Sample: Because such an approach focuses student attention on specific aspects, it is therefore a valuable writing and thinking strategy, since organizational patterns should clarify the significant components of an argument.

Class Period 3—Simulated AP Reading

Class Period 4—Reading Comprehension

Class Period 5—Timed Essay

Class Period 6—Compare reading selections and analyze rhetorical appeals

  • Preparation and Instruction
    • Small groups examine images and details that suggest change, resistance, and courage.
    • Small groups compare and contrast rhetorical strategies (appeals to logic, emotion, or ethics of the speaker) in the two selections using the chart below. Homework: Write a thesis sentence, a compound-complex sentence, and an introductory paragraph that suggests the thematic ideas about change presented in the story and in the speech. Note: Students should consider details and rhetorical appeals.

Speaker’s Attitude Toward Change

The Last Lesson Abraham Lincoln’s Second Inaugural Address

Class Period 7—Author attitude and purpose

  • Preparation and Instruction
    • Students, led by teacher, discuss the authors' attitudes and purposes and how they are achieved.
    • Students are given bar graph of Armed Conflicts, 1999-2004 to analyze and draw conclusions.
    • Teacher leads class in analysis and discussion of modern day conflicts and their effects.
    • Small groups discuss how bar graph might change in 2004 and 2005 (conflict in Iraq).

Class Period 8—Synthesis essay

  • Preparation and Instruction
    • Have students respond individually and in writing to the following prompt: Writing Prompt.

Possible follow-up lessons

  • Students can read The Things They Carried or A Rumor of War2 and discuss the connotation of the terms revolution and war and/or any similarities and differences.
  • Students can analyze various war speeches, letters, poetry, song lyrics, or films.

1 For more information, see Toulmin, S.E. (1958). The uses of argument. Cambridge University Press: Cambridge. Toulmin, S., Rieke, R., Janik, A. (1978). An introduction to reasoning. Macmillan: New York.

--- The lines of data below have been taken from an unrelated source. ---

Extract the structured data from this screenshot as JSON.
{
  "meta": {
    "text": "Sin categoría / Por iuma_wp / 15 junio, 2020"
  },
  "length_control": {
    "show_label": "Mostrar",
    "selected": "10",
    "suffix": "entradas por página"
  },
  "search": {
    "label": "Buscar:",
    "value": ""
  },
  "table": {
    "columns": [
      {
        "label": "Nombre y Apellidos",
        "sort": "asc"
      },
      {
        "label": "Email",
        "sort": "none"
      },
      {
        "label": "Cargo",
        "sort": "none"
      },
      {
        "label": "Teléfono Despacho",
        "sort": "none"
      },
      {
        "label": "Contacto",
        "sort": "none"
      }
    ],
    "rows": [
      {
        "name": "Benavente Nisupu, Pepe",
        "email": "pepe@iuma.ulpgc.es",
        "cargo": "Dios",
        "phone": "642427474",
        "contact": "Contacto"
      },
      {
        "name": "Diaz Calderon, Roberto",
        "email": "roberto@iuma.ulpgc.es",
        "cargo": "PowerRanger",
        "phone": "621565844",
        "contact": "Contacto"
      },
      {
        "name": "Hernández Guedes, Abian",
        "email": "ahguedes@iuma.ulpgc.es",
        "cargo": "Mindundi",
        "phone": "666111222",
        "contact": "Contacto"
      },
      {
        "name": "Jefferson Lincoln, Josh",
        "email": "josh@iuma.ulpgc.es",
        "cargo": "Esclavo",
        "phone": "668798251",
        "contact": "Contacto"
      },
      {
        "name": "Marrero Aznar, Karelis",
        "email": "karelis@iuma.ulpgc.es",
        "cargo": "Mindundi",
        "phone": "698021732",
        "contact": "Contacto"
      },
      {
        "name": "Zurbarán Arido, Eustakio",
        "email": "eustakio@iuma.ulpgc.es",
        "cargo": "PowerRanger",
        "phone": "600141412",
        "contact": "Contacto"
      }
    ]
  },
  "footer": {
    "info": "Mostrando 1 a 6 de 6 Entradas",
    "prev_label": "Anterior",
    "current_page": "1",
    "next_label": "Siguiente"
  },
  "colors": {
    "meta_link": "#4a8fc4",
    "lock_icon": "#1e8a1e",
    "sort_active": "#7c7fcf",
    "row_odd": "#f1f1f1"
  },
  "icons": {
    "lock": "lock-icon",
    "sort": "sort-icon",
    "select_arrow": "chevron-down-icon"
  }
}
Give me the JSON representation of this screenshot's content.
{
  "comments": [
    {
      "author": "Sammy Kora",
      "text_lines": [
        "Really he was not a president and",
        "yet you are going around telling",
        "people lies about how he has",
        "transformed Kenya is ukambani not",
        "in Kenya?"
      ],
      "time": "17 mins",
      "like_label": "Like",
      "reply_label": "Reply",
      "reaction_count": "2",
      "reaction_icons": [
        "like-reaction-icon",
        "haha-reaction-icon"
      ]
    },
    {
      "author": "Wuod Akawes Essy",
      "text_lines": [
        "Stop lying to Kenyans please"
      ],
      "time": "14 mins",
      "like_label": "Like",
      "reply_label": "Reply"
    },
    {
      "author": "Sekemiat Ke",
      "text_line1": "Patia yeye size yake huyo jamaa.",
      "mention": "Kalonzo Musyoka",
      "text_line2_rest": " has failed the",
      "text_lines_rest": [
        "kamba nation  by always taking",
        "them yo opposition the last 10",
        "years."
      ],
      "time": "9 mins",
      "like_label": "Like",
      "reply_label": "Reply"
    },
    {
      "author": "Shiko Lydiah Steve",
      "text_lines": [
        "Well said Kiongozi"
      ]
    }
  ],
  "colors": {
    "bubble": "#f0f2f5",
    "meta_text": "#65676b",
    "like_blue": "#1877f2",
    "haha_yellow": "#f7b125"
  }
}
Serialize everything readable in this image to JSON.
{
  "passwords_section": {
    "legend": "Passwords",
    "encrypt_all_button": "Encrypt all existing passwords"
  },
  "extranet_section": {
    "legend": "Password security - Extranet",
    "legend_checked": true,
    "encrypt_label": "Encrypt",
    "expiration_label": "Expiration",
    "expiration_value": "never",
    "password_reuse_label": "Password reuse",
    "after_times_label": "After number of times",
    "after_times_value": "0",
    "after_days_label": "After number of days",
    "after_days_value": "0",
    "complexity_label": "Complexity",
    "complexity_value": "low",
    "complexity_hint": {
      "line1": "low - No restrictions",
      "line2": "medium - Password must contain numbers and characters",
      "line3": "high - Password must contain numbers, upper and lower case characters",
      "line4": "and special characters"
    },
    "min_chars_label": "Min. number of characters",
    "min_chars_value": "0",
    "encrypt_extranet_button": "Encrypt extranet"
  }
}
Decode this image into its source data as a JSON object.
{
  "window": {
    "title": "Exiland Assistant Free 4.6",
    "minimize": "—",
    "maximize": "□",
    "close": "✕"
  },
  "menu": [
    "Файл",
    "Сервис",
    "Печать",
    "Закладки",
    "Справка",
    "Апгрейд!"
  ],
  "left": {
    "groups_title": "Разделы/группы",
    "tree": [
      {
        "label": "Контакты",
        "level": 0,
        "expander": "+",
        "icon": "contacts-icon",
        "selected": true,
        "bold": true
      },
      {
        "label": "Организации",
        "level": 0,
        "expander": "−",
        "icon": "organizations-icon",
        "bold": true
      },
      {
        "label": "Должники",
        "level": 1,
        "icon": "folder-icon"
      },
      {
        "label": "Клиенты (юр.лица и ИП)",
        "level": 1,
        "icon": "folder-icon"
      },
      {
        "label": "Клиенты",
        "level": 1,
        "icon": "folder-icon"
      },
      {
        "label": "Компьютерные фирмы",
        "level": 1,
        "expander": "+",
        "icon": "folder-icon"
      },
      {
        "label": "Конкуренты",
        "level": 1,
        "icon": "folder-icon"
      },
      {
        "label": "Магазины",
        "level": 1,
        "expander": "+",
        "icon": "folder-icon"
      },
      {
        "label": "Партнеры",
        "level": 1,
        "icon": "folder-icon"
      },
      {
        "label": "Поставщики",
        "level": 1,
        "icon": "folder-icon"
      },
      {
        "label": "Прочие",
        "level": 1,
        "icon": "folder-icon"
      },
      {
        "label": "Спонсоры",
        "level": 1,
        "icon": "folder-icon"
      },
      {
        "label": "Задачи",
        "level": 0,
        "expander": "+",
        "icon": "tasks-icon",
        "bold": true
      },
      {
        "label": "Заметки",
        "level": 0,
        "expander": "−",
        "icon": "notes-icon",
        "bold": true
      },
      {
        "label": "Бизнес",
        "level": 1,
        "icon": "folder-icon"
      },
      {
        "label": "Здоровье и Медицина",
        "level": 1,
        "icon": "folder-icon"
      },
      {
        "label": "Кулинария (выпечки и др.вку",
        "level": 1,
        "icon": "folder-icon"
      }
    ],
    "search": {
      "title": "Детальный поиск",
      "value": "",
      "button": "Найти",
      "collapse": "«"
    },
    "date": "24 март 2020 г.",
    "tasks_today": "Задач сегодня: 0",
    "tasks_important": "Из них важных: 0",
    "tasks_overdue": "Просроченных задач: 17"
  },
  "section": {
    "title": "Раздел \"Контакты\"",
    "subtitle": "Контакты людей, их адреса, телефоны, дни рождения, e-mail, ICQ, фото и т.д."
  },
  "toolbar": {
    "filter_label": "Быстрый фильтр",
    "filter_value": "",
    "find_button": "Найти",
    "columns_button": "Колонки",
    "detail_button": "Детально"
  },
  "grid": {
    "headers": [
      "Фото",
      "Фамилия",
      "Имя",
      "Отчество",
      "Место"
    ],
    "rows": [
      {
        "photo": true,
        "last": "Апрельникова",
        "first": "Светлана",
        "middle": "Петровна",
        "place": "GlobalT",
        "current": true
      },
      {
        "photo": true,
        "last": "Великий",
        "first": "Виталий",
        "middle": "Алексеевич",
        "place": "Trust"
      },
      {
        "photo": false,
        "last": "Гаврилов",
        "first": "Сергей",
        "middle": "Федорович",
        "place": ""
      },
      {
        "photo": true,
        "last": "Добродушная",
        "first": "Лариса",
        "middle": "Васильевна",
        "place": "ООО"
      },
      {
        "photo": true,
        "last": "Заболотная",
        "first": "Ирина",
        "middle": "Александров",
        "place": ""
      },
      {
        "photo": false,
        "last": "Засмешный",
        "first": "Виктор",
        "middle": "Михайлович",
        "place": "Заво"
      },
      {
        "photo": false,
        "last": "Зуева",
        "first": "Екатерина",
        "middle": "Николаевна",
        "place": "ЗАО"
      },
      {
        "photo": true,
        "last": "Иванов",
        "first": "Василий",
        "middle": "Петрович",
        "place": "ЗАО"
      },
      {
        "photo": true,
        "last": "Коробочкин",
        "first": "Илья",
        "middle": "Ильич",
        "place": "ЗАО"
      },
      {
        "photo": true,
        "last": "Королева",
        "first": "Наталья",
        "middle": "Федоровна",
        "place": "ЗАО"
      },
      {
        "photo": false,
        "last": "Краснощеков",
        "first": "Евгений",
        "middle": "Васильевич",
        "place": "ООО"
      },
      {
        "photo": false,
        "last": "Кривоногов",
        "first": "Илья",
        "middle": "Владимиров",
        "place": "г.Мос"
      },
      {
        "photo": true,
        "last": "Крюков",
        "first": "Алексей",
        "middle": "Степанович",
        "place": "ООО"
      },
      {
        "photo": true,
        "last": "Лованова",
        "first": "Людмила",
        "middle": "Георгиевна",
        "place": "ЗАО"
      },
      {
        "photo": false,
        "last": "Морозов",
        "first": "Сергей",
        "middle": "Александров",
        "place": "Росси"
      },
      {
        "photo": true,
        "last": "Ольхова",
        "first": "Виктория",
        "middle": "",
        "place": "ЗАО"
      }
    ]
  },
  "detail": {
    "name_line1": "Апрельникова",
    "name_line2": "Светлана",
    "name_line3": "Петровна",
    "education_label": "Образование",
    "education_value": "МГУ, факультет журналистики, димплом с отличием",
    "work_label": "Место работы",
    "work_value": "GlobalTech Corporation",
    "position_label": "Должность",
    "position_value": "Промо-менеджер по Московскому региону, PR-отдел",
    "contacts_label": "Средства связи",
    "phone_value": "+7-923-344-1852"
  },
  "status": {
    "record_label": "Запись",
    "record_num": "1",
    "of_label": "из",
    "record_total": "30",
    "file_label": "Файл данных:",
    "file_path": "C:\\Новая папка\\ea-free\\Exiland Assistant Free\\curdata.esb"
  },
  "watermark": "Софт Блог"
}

2 O'Brien, T. (1990). The Things They Carried. Houghton Mifflin: Boston. Caputo, P. (1977). A Rumor of War. Henry Holt: New York.